WHAT YOU NEED TO DO: For the entries below, how many lines contain the word "properties"? Reply with the number and nothing else.
ENTRIES SUPPLIED START
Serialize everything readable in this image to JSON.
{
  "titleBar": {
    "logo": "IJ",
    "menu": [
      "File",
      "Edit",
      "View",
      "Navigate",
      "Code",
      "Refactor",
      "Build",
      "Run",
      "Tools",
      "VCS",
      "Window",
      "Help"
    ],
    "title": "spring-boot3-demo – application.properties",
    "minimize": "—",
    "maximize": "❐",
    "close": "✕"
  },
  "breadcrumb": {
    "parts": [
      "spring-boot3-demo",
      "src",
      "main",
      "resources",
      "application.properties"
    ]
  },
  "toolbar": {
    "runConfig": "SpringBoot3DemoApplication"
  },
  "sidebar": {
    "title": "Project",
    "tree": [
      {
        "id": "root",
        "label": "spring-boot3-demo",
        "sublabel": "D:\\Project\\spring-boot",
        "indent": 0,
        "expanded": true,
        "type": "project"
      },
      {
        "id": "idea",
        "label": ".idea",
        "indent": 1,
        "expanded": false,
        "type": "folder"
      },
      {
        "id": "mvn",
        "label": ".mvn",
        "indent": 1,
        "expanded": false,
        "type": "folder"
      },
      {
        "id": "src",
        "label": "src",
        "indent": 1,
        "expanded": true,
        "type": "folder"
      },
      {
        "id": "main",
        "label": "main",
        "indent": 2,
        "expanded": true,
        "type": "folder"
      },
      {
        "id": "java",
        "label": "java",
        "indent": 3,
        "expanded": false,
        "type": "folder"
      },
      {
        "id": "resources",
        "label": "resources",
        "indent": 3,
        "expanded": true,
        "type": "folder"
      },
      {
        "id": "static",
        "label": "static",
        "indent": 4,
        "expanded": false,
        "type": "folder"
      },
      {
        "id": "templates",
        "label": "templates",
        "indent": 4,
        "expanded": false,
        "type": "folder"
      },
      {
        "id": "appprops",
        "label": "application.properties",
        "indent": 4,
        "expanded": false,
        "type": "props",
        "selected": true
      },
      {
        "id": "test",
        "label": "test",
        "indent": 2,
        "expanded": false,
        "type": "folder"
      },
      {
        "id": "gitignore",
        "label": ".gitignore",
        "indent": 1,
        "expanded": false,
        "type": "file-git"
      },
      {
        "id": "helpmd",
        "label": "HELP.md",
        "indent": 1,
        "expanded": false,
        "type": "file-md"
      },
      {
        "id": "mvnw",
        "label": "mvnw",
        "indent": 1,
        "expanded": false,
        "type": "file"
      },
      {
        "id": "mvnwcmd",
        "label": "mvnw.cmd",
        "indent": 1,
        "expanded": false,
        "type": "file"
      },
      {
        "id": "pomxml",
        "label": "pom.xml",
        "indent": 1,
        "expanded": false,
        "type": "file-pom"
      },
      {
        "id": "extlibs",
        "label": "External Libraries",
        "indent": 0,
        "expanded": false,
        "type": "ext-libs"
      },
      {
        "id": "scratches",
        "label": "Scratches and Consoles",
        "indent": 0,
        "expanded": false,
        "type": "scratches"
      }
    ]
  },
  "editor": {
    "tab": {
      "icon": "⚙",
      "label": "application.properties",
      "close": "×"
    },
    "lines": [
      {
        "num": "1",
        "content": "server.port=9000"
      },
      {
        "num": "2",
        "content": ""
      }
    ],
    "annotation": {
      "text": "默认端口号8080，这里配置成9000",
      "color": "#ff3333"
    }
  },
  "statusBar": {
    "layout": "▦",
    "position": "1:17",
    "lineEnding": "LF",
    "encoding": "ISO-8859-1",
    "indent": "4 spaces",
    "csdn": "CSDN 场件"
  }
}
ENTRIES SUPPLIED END
SOLUTION TO THIS TASK: 4